━━━━━ Dataset records ━━━━━

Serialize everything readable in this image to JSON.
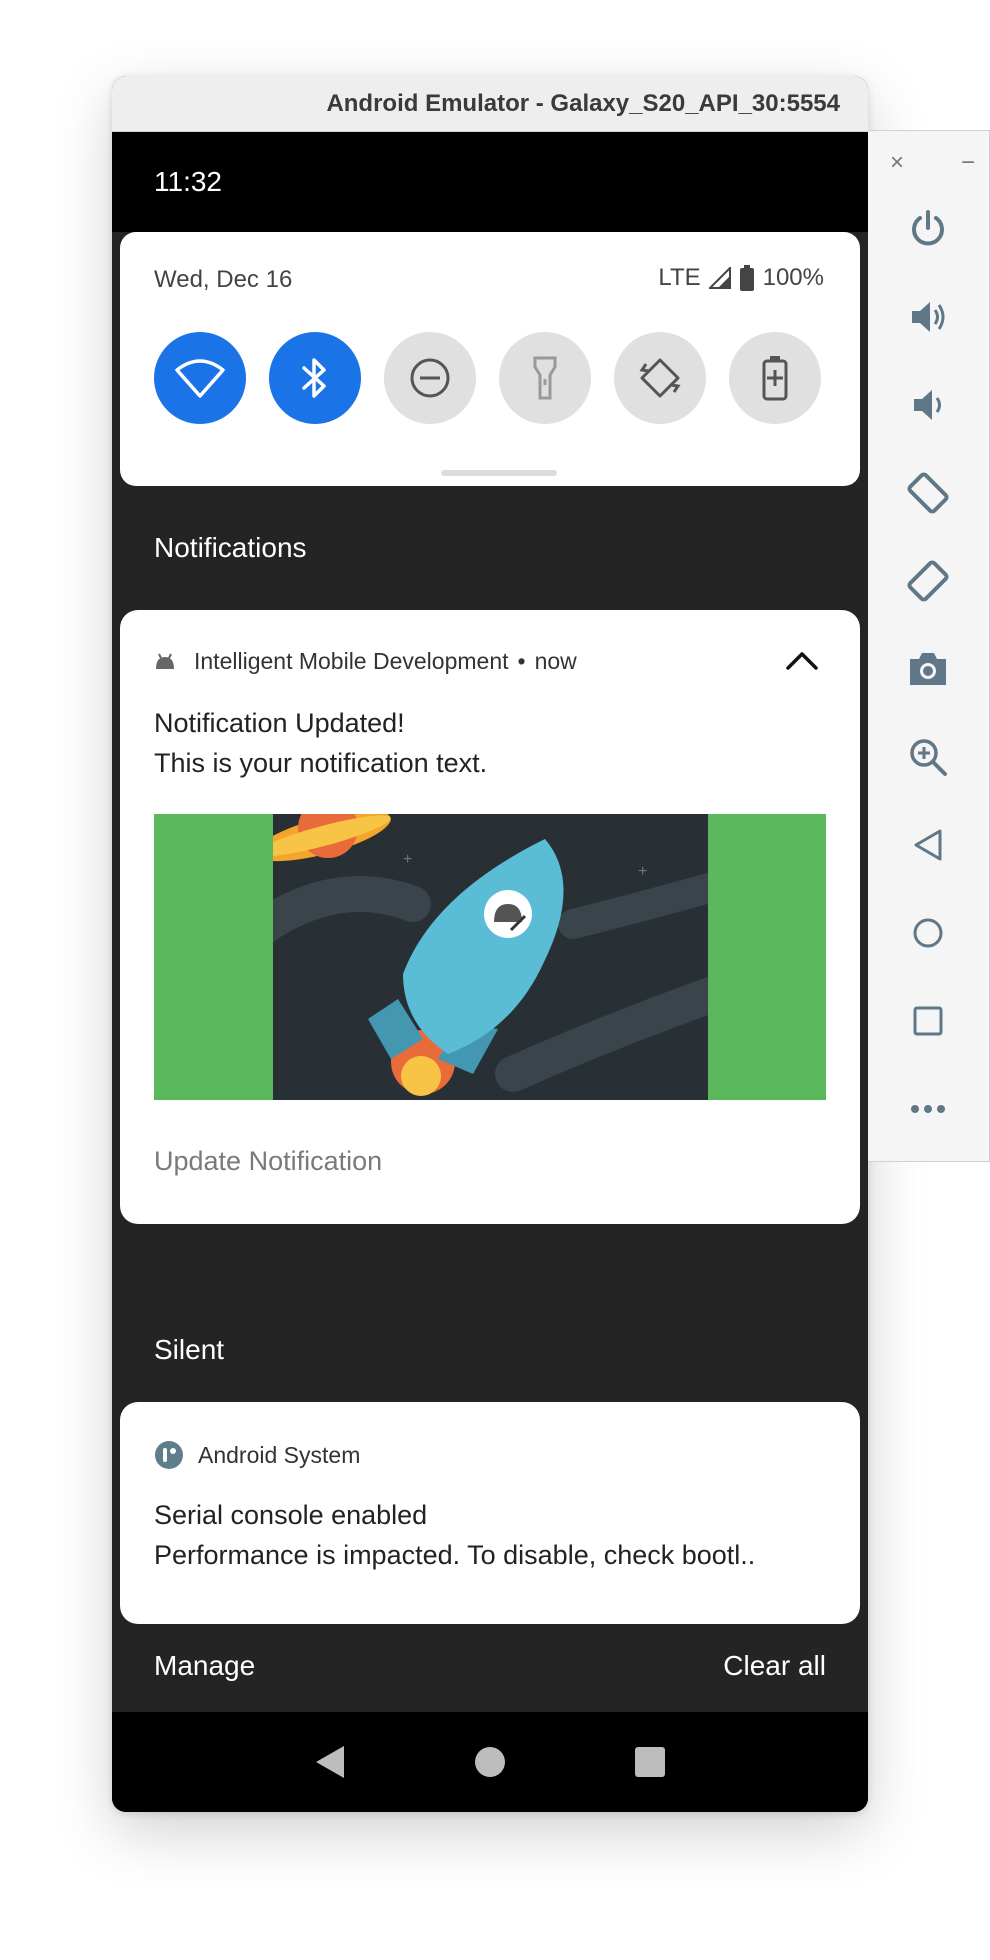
{
  "window": {
    "title": "Android Emulator - Galaxy_S20_API_30:5554"
  },
  "status_bar": {
    "time": "11:32"
  },
  "quick_settings": {
    "date": "Wed, Dec 16",
    "network": "LTE",
    "battery": "100%",
    "tiles": [
      {
        "icon": "wifi-icon",
        "state": "on"
      },
      {
        "icon": "bluetooth-icon",
        "state": "on"
      },
      {
        "icon": "do-not-disturb-icon",
        "state": "off"
      },
      {
        "icon": "flashlight-icon",
        "state": "off"
      },
      {
        "icon": "auto-rotate-icon",
        "state": "off"
      },
      {
        "icon": "battery-saver-icon",
        "state": "off"
      }
    ]
  },
  "sections": {
    "notifications": "Notifications",
    "silent": "Silent"
  },
  "notification_1": {
    "app": "Intelligent Mobile Development",
    "separator": "•",
    "time": "now",
    "title": "Notification Updated!",
    "text": "This is your notification text.",
    "action": "Update Notification",
    "colors": {
      "banner_bg": "#5cb85c",
      "art_bg": "#283035",
      "rocket": "#5bbcd6"
    }
  },
  "notification_2": {
    "app": "Android System",
    "title": "Serial console enabled",
    "text": "Performance is impacted. To disable, check bootl.."
  },
  "footer": {
    "manage": "Manage",
    "clear_all": "Clear all"
  },
  "side_panel": {
    "close": "×",
    "minimize": "−",
    "buttons": [
      "power-icon",
      "volume-up-icon",
      "volume-down-icon",
      "rotate-left-icon",
      "rotate-right-icon",
      "camera-icon",
      "zoom-icon",
      "back-icon",
      "home-icon",
      "overview-icon",
      "more-icon"
    ]
  },
  "accent": "#1b73e8"
}
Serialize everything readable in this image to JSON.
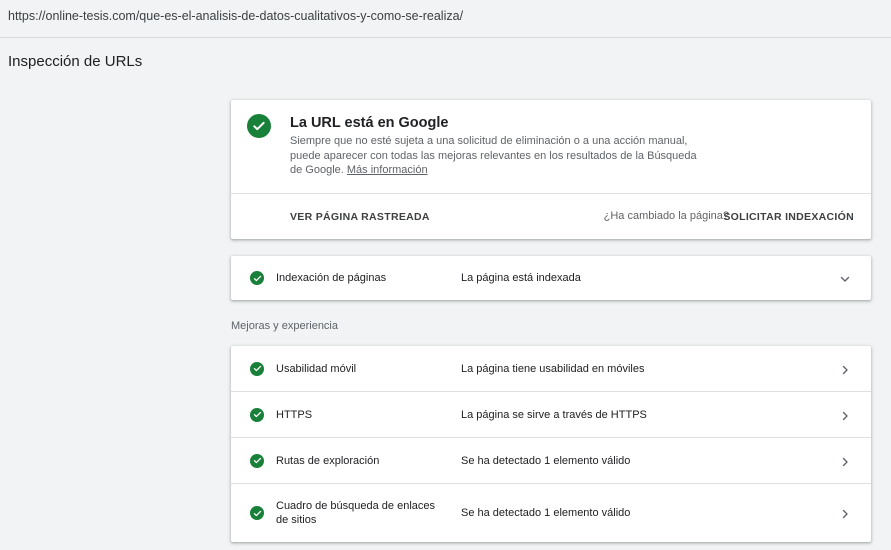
{
  "url_bar": {
    "url": "https://online-tesis.com/que-es-el-analisis-de-datos-cualitativos-y-como-se-realiza/"
  },
  "page": {
    "title": "Inspección de URLs"
  },
  "result_card": {
    "title": "La URL está en Google",
    "description": "Siempre que no esté sujeta a una solicitud de eliminación o a una acción manual, puede aparecer con todas las mejoras relevantes en los resultados de la Búsqueda de Google.",
    "more_info_link": "Más información",
    "view_crawled_label": "VER PÁGINA RASTREADA",
    "changed_question": "¿Ha cambiado la página?",
    "request_indexing_label": "SOLICITAR INDEXACIÓN"
  },
  "indexing": {
    "label": "Indexación de páginas",
    "status": "La página está indexada",
    "icon": "chevron-down-icon"
  },
  "enhancements": {
    "section_label": "Mejoras y experiencia",
    "items": [
      {
        "label": "Usabilidad móvil",
        "status": "La página tiene usabilidad en móviles"
      },
      {
        "label": "HTTPS",
        "status": "La página se sirve a través de HTTPS"
      },
      {
        "label": "Rutas de exploración",
        "status": "Se ha detectado 1 elemento válido"
      },
      {
        "label": "Cuadro de búsqueda de enlaces de sitios",
        "status": "Se ha detectado 1 elemento válido"
      }
    ]
  },
  "colors": {
    "success": "#188038",
    "background": "#f1f3f4",
    "card": "#ffffff"
  }
}
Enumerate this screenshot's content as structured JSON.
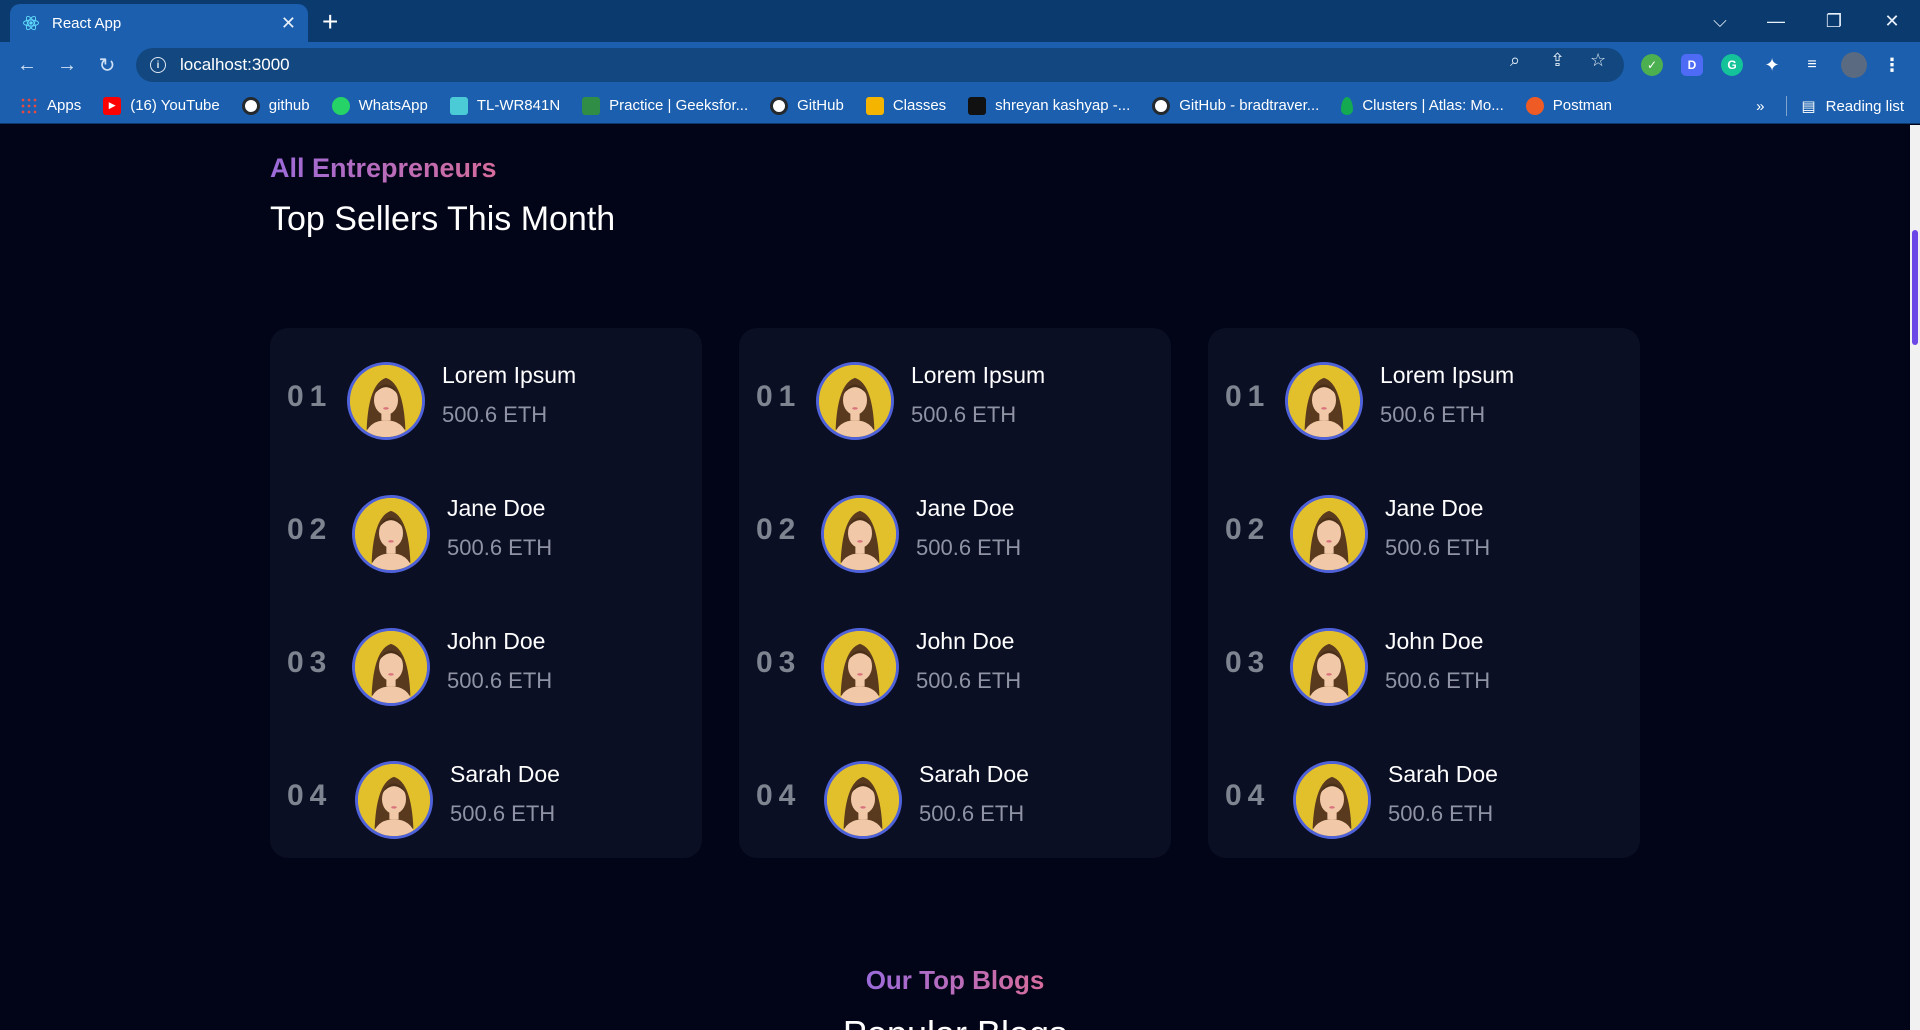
{
  "browser": {
    "tab_title": "React App",
    "address": "localhost:3000",
    "bookmarks": [
      {
        "label": "Apps",
        "icon": "apps-grid-icon",
        "color": "#e94a3f"
      },
      {
        "label": "(16) YouTube",
        "icon": "youtube-icon",
        "color": "#ff0000"
      },
      {
        "label": "github",
        "icon": "github-icon",
        "color": "#24292e"
      },
      {
        "label": "WhatsApp",
        "icon": "whatsapp-icon",
        "color": "#25d366"
      },
      {
        "label": "TL-WR841N",
        "icon": "tplink-icon",
        "color": "#4acbd6"
      },
      {
        "label": "Practice | Geeksfor...",
        "icon": "geeksforgeeks-icon",
        "color": "#2f8d46"
      },
      {
        "label": "GitHub",
        "icon": "github-icon",
        "color": "#24292e"
      },
      {
        "label": "Classes",
        "icon": "classroom-icon",
        "color": "#f4b400"
      },
      {
        "label": "shreyan kashyap -...",
        "icon": "hackerrank-icon",
        "color": "#111111"
      },
      {
        "label": "GitHub - bradtraver...",
        "icon": "github-icon",
        "color": "#24292e"
      },
      {
        "label": "Clusters | Atlas: Mo...",
        "icon": "mongodb-leaf-icon",
        "color": "#13aa52"
      },
      {
        "label": "Postman",
        "icon": "postman-icon",
        "color": "#ef5b25"
      }
    ],
    "overflow_label": "»",
    "reading_list": "Reading list"
  },
  "section": {
    "eyebrow": "All Entrepreneurs",
    "title": "Top Sellers This Month"
  },
  "sellers": [
    {
      "rank": "01",
      "name": "Lorem Ipsum",
      "amount": "500.6 ETH"
    },
    {
      "rank": "02",
      "name": "Jane Doe",
      "amount": "500.6 ETH"
    },
    {
      "rank": "03",
      "name": "John Doe",
      "amount": "500.6 ETH"
    },
    {
      "rank": "04",
      "name": "Sarah Doe",
      "amount": "500.6 ETH"
    }
  ],
  "blogs": {
    "eyebrow": "Our Top Blogs",
    "title": "Popular Blogs"
  },
  "colors": {
    "background": "#020417",
    "card": "#0b0f24",
    "accent_gradient": [
      "#9b6bd9",
      "#d66c9c"
    ],
    "avatar_ring": "#4f62d9"
  }
}
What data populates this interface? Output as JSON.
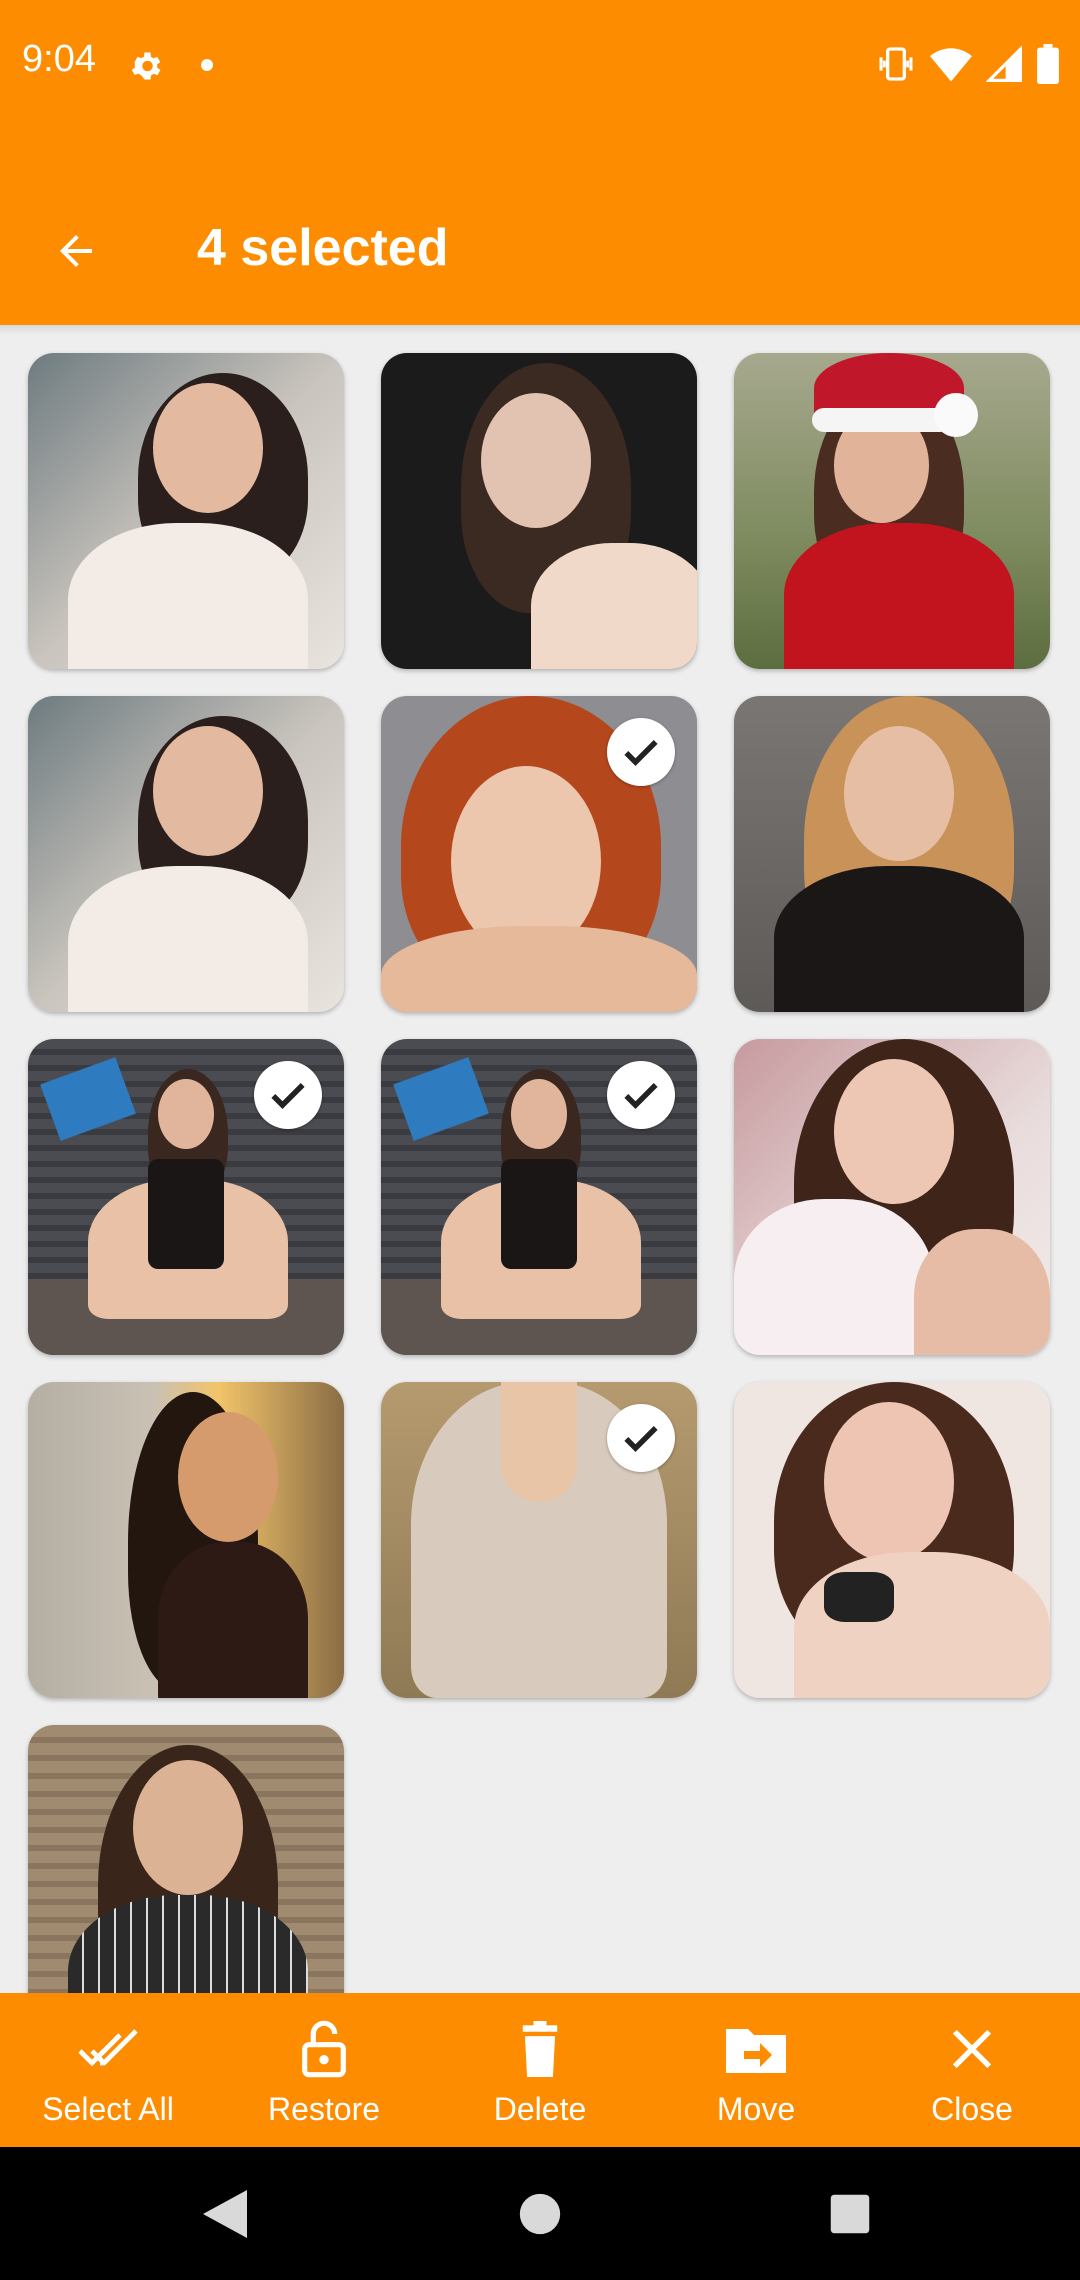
{
  "status_bar": {
    "time": "9:04",
    "icons": [
      "gear-icon",
      "notification-dot-icon",
      "vibrate-icon",
      "wifi-icon",
      "signal-icon",
      "battery-icon"
    ]
  },
  "app_bar": {
    "title": "4 selected",
    "back_icon": "arrow-left-icon"
  },
  "colors": {
    "accent": "#fd8c00",
    "background": "#eeeeee",
    "nav": "#000000"
  },
  "photos": [
    {
      "selected": false
    },
    {
      "selected": false
    },
    {
      "selected": false
    },
    {
      "selected": false
    },
    {
      "selected": true
    },
    {
      "selected": false
    },
    {
      "selected": true
    },
    {
      "selected": true
    },
    {
      "selected": false
    },
    {
      "selected": false
    },
    {
      "selected": true
    },
    {
      "selected": false
    },
    {
      "selected": false
    }
  ],
  "actions": [
    {
      "label": "Select All",
      "icon": "double-check-icon"
    },
    {
      "label": "Restore",
      "icon": "unlock-icon"
    },
    {
      "label": "Delete",
      "icon": "trash-icon"
    },
    {
      "label": "Move",
      "icon": "folder-move-icon"
    },
    {
      "label": "Close",
      "icon": "close-icon"
    }
  ],
  "nav": {
    "icons": [
      "back-triangle-icon",
      "home-circle-icon",
      "recents-square-icon"
    ]
  }
}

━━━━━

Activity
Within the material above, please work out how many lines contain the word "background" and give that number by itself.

Your response
3